I thought you might like to know how a book revision works, and in doing so I’ll discuss how I approached a large writing project and how I interview.
It seems that hard and fast rules about what constitutes a book revision don’t exist. Usually it’s because the author or the publisher feels the information needs updating. And that’s how it happened.
Last year I decided to update Will Write for Food, mostly because of advances in blogging and social media. I couldn’t go back to the editor I worked with and discuss it, because a new publishing company (Perseus) acquired the original publisher of my book (Avalon). So I met with my new editor at Da Capo Press, an imprint of Perseus.
A girl needs to be prepared, so I brought her a list of what I thought I could enlarge upon from the first edition. I wanted a big new chapter on food blogging. I wanted to incorporate information from bloggers in other chapters such as freelance writing and how to get started. I had co-written a cookbook in 2008 and wanted to say more about the process of writing and production, photography and collaboration. Self-publishing had changed, particularly when it came to e-books and print-on-demand. And freelance writing had changed, some of it drying up. There had to be a positive way to approach that.
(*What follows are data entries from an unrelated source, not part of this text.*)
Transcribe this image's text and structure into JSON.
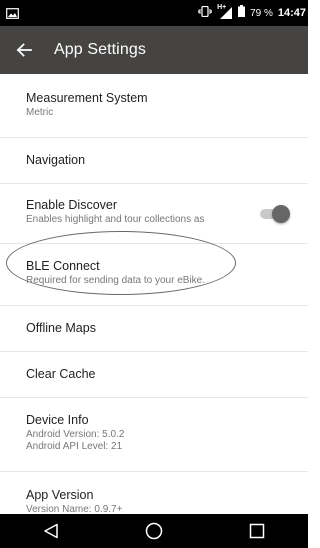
{
  "status_bar": {
    "battery_percent": "79 %",
    "time": "14:47",
    "network": "H+"
  },
  "app_bar": {
    "title": "App Settings",
    "back_icon": "arrow-left-icon"
  },
  "settings": [
    {
      "id": "measurement-system",
      "title": "Measurement System",
      "subtitle": "Metric"
    },
    {
      "id": "navigation",
      "title": "Navigation"
    },
    {
      "id": "enable-discover",
      "title": "Enable Discover",
      "subtitle": "Enables highlight and tour collections as",
      "toggle_on": true
    },
    {
      "id": "ble-connect",
      "title": "BLE Connect",
      "subtitle": "Required for sending data to your eBike."
    },
    {
      "id": "offline-maps",
      "title": "Offline Maps"
    },
    {
      "id": "clear-cache",
      "title": "Clear Cache"
    },
    {
      "id": "device-info",
      "title": "Device Info",
      "subtitle": "Android Version: 5.0.2",
      "subtitle2": "Android API Level: 21"
    },
    {
      "id": "app-version",
      "title": "App Version",
      "subtitle": "Version Name: 0.9.7+"
    }
  ],
  "colors": {
    "app_bar": "#454442",
    "status_bar": "#000000",
    "toggle_thumb": "#666666",
    "toggle_track": "#c9c9c9"
  }
}
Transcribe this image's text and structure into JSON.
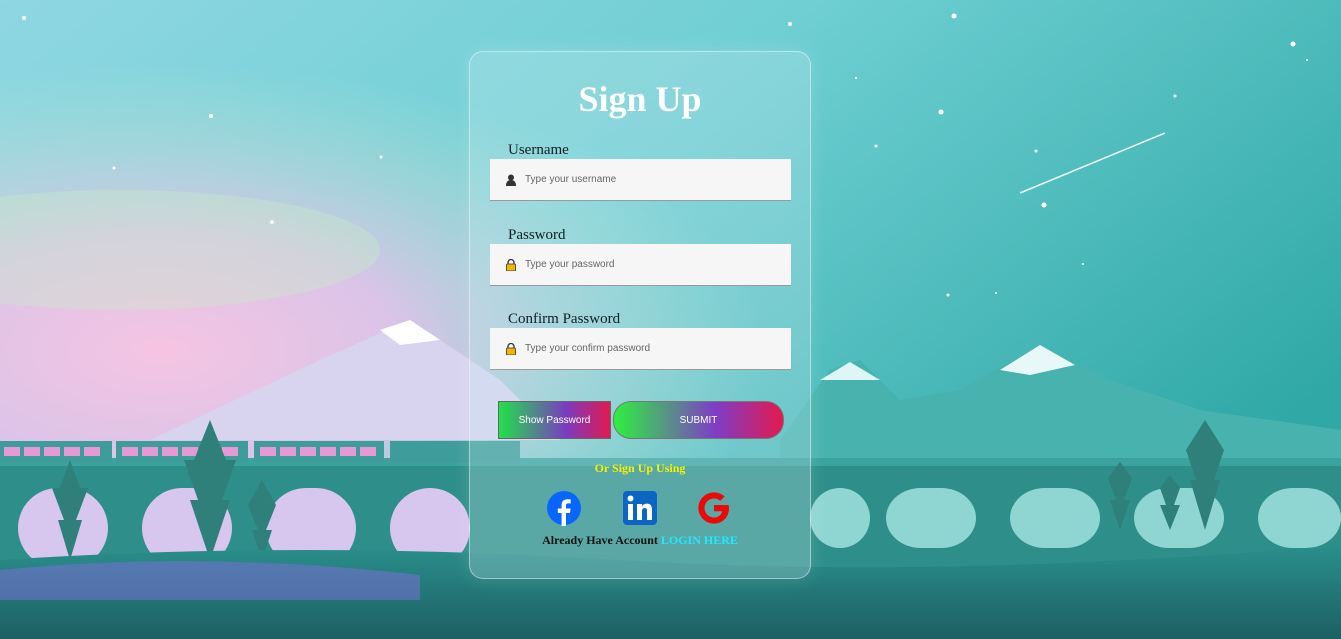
{
  "form": {
    "title": "Sign Up",
    "username": {
      "label": "Username",
      "placeholder": "Type your username",
      "icon": "user-icon"
    },
    "password": {
      "label": "Password",
      "placeholder": "Type your password",
      "icon": "lock-icon"
    },
    "confirm": {
      "label": "Confirm Password",
      "placeholder": "Type your confirm password",
      "icon": "lock-icon"
    },
    "show_password_label": "Show Password",
    "submit_label": "SUBMIT",
    "or_text": "Or Sign Up Using",
    "already_text": "Already Have Account",
    "login_link": "LOGIN HERE"
  },
  "social": [
    {
      "name": "facebook",
      "icon": "facebook-icon",
      "color": "#0866ff"
    },
    {
      "name": "linkedin",
      "icon": "linkedin-icon",
      "color": "#0a66c2"
    },
    {
      "name": "google",
      "icon": "google-icon",
      "color": "#ea0a0a"
    }
  ],
  "colors": {
    "accent_link": "#22e8ff",
    "or_text": "#f4f400",
    "gradient_start": "#2ef040",
    "gradient_mid": "#7e3dc6",
    "gradient_end": "#e31a4e"
  }
}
She said a revision had to be 25 percent larger than the original book. That meant adding 20,000 words, about 80 pages of 8 1/2 x 11-inch paper, double spaced. We spoke in pages, though: 50 pages on blogging, 7 more pages on freelancing, 9 more pages on cookbooks. Fortunately, our meeting [Read more…] about Anatomy of A Book Revision